If male dogs are around they will be interested in the bitch but she will be reluctant and will not let him mount.
Phase Two: Estrus (Fertile Phase)
In this phase, the female is actually fertile.
The bleeding has stopped and it is replaced by a yellowish vaginal discharge.
This phase will last about 4 – 13 days.
She will be more tolerant and will keep her tail to the side. She will allow the male to mount at this point. If you witness “a tie” where they are both stuck together for a while, then it’s possible puppies are on the way.
Third Phase: Diestrus
The female will again be reluctant to mate, because she is no longer fertile. The male, however, may still try to mount.
The Estrus Phase Is the Most Crucial
The estrus phase is the fertile one and therefore the most important. It usually occurs between the 8th and 15th day after bleeding has started. This is the time you should be looking for if you are the “hopeful breeder.” Alternatively, this is the time you hope she didn’t go out if you are the “concerned owner.”
Each dog is different, however. The only way to be sure whether or not she is pregnant is a pregnancy test by a vet.
Being in a “Tie”
It also appears that being in a “tie” ups the chances for pregnancy in dogs. A tie occurs when the male and female dog are stuck for some time. However, some dogs have also become pregnant without a tie, and some dogs don’t get pregnant despite tying, so it’s not a guarantee.

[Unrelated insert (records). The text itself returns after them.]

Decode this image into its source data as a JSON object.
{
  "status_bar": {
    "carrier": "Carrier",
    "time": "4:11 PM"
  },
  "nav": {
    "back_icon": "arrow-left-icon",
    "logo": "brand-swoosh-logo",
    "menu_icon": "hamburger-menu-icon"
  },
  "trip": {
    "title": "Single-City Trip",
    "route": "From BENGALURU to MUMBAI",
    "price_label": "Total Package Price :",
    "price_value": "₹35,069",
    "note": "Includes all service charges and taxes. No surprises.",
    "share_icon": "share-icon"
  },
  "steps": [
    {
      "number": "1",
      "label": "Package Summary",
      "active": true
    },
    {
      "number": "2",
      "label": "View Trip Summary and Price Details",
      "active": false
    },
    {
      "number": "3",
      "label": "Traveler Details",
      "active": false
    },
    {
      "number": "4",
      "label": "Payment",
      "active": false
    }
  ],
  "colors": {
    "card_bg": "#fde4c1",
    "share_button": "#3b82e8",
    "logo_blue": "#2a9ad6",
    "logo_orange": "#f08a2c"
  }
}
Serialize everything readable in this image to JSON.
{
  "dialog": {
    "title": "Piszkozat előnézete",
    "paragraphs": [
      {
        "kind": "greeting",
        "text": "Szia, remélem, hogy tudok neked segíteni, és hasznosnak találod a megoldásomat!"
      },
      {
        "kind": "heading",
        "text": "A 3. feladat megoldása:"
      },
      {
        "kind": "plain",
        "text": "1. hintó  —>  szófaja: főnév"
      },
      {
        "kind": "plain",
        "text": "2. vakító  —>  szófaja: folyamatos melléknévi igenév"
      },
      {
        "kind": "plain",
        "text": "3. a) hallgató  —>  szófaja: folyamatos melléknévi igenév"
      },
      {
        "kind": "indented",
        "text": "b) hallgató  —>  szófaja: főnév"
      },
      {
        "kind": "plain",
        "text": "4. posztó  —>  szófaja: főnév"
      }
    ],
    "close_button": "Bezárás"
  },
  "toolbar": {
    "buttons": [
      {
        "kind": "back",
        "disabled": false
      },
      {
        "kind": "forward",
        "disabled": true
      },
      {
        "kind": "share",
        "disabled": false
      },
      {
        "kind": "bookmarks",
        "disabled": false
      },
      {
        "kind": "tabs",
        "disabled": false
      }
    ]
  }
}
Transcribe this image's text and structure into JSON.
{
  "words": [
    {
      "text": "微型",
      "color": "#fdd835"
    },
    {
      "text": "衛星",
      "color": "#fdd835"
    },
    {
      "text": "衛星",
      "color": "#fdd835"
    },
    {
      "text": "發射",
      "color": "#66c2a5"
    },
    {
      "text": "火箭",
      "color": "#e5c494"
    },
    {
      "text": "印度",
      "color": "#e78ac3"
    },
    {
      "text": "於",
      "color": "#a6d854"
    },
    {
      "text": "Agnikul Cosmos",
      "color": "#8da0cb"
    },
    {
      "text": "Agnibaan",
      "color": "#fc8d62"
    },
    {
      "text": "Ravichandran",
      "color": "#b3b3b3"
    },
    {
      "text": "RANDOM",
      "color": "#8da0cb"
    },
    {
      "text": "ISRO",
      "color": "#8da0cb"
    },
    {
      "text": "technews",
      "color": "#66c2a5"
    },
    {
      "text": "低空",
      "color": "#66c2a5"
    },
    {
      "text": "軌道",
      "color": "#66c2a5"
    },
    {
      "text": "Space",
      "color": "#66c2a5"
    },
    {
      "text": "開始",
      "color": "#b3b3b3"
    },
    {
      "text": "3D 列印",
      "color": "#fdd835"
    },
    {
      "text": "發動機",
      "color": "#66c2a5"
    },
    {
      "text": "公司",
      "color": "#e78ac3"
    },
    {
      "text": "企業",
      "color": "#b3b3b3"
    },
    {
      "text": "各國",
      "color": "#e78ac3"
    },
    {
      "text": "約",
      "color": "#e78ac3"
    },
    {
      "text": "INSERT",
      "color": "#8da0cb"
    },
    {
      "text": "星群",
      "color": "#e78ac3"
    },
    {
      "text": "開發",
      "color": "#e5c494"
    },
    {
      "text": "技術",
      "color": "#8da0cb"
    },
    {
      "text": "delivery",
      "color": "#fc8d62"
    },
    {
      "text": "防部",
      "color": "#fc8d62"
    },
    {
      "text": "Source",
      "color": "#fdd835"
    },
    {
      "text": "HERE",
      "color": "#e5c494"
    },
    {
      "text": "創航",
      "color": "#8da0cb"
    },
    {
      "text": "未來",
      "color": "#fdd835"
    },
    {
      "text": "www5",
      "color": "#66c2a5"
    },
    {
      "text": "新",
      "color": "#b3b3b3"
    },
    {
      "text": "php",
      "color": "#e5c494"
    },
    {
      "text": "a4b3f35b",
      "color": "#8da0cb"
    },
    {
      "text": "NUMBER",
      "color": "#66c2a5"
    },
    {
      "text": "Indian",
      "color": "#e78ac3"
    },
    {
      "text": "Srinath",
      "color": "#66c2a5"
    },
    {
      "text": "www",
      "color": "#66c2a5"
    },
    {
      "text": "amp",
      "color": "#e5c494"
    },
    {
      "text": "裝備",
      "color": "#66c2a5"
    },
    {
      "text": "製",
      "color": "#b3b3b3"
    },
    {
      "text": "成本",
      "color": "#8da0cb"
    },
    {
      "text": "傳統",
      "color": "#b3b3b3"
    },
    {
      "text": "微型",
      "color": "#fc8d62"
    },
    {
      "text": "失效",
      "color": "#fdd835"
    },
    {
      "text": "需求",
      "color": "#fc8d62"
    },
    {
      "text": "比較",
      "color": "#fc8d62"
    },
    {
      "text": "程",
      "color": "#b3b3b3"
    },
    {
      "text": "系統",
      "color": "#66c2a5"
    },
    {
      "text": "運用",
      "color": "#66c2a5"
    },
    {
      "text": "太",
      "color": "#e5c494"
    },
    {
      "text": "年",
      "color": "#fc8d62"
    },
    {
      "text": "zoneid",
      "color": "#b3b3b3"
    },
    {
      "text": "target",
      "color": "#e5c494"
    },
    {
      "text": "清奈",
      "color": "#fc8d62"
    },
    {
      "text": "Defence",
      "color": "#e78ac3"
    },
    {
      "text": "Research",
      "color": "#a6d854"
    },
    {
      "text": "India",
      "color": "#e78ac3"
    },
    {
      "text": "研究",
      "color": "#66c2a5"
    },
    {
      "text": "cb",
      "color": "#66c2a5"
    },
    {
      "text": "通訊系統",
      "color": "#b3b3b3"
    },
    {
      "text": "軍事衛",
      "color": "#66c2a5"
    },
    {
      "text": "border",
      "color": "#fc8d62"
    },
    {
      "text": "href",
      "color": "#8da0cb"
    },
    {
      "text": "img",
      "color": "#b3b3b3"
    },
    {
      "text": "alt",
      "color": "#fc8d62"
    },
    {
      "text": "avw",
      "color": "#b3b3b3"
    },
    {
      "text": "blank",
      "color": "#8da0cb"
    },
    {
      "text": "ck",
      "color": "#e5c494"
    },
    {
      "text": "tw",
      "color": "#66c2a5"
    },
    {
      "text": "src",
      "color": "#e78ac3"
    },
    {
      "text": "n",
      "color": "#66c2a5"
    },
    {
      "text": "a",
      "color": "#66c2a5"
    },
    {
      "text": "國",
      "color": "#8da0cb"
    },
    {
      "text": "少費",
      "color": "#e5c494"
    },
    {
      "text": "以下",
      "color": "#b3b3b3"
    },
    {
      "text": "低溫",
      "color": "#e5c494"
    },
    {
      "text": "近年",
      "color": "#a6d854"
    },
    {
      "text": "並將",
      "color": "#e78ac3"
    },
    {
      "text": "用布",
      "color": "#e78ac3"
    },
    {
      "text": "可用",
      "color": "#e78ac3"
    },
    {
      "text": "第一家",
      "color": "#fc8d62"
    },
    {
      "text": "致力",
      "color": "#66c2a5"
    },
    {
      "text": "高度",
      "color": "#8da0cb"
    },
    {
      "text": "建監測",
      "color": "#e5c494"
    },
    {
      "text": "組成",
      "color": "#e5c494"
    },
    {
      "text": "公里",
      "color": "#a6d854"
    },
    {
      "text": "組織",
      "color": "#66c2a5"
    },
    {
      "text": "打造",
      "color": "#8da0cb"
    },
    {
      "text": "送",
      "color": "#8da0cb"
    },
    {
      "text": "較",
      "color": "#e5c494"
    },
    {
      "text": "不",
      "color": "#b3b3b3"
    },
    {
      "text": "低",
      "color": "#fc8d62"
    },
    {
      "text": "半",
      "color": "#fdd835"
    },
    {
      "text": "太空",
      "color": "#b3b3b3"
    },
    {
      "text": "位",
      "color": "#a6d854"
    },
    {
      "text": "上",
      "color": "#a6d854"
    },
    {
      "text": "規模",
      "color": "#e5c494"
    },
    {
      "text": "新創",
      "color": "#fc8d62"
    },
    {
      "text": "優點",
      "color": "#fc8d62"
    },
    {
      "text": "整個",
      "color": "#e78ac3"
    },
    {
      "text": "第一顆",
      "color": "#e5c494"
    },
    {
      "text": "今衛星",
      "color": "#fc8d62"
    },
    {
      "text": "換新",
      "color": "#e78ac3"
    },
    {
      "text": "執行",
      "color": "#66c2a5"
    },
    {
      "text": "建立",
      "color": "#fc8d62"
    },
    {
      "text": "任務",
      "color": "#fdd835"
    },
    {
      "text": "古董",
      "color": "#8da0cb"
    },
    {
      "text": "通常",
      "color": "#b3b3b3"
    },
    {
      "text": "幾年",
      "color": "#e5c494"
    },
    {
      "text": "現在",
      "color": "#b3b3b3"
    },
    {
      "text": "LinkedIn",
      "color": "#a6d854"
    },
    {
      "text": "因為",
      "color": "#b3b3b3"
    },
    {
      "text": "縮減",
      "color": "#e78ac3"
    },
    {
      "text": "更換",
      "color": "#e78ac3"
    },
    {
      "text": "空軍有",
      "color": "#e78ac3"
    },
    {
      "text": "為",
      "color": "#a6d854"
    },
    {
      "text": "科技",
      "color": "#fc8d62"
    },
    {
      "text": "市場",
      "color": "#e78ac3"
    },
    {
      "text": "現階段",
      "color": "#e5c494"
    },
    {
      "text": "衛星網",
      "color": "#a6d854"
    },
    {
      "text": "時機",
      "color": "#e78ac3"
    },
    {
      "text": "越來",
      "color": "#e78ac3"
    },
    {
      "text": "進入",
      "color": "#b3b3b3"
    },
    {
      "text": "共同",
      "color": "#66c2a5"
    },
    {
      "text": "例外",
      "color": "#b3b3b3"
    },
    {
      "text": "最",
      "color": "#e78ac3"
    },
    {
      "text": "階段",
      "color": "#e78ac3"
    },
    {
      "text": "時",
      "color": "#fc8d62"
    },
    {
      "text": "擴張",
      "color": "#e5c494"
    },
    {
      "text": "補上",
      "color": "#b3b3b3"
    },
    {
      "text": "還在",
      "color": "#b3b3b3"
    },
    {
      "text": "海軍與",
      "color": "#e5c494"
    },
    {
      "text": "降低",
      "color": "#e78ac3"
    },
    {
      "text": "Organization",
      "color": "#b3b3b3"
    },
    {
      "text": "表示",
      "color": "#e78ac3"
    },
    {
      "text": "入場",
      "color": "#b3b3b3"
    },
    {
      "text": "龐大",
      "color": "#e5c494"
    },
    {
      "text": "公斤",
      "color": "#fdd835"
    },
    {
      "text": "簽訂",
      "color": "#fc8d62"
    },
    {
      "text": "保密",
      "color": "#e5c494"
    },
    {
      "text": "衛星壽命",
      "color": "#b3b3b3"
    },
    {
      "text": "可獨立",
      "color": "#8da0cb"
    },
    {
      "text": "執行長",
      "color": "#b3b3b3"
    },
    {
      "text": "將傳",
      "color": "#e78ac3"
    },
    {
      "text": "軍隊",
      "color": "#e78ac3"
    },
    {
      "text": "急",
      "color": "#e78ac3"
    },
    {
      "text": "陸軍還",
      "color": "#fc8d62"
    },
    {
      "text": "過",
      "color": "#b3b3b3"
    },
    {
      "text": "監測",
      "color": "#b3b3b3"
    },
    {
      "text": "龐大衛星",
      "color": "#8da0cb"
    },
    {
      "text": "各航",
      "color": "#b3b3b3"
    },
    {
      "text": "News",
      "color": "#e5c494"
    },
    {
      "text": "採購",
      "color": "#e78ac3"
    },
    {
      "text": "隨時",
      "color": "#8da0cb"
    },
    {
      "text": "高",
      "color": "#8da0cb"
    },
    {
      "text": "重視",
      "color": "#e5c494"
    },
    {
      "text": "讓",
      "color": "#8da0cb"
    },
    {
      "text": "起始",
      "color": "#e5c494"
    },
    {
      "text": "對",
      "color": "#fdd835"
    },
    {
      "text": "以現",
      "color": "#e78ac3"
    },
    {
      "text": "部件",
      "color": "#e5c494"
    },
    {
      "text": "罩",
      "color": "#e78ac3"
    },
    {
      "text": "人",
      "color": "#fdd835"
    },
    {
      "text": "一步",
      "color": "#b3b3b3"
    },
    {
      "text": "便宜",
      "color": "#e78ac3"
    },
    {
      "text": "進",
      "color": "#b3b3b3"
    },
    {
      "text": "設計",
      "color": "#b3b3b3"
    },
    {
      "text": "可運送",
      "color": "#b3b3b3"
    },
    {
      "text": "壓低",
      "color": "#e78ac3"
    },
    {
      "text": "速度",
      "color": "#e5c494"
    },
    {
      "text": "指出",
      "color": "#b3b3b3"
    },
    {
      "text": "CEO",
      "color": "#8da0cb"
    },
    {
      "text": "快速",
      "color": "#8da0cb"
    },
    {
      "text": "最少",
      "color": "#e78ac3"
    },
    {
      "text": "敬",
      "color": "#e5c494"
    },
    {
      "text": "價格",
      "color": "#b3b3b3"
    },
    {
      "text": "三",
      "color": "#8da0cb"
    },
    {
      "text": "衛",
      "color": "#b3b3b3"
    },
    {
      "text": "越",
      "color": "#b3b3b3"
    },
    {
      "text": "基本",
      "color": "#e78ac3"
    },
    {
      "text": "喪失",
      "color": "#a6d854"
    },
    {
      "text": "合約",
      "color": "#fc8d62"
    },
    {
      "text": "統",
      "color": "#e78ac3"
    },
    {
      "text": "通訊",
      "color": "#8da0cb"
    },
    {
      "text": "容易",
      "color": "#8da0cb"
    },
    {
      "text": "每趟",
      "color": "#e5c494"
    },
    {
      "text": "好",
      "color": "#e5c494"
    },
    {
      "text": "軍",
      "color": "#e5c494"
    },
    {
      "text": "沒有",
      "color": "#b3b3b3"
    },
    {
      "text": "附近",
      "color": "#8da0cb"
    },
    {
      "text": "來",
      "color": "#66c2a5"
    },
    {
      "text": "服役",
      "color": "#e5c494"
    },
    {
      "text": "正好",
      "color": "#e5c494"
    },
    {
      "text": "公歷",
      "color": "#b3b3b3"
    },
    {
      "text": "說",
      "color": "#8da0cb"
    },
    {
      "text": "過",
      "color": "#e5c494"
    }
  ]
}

Increasing the Chance for Pregnancy
Breeding every other day from estrus up until the female allows it may also increase the chance for pregnancy since the male is allowed to rest and the sperm has time to refresh.
However, there are really no reliable days. This is why some professional breeders have their dog’s hormones checked by a vet to ensure breeding on the most fertile day.
Again, even this may not be sufficient. Therefore, there is no way to guarantee pregnancy, but by monitoring the phases, you may be able to heighten the chance of it happening.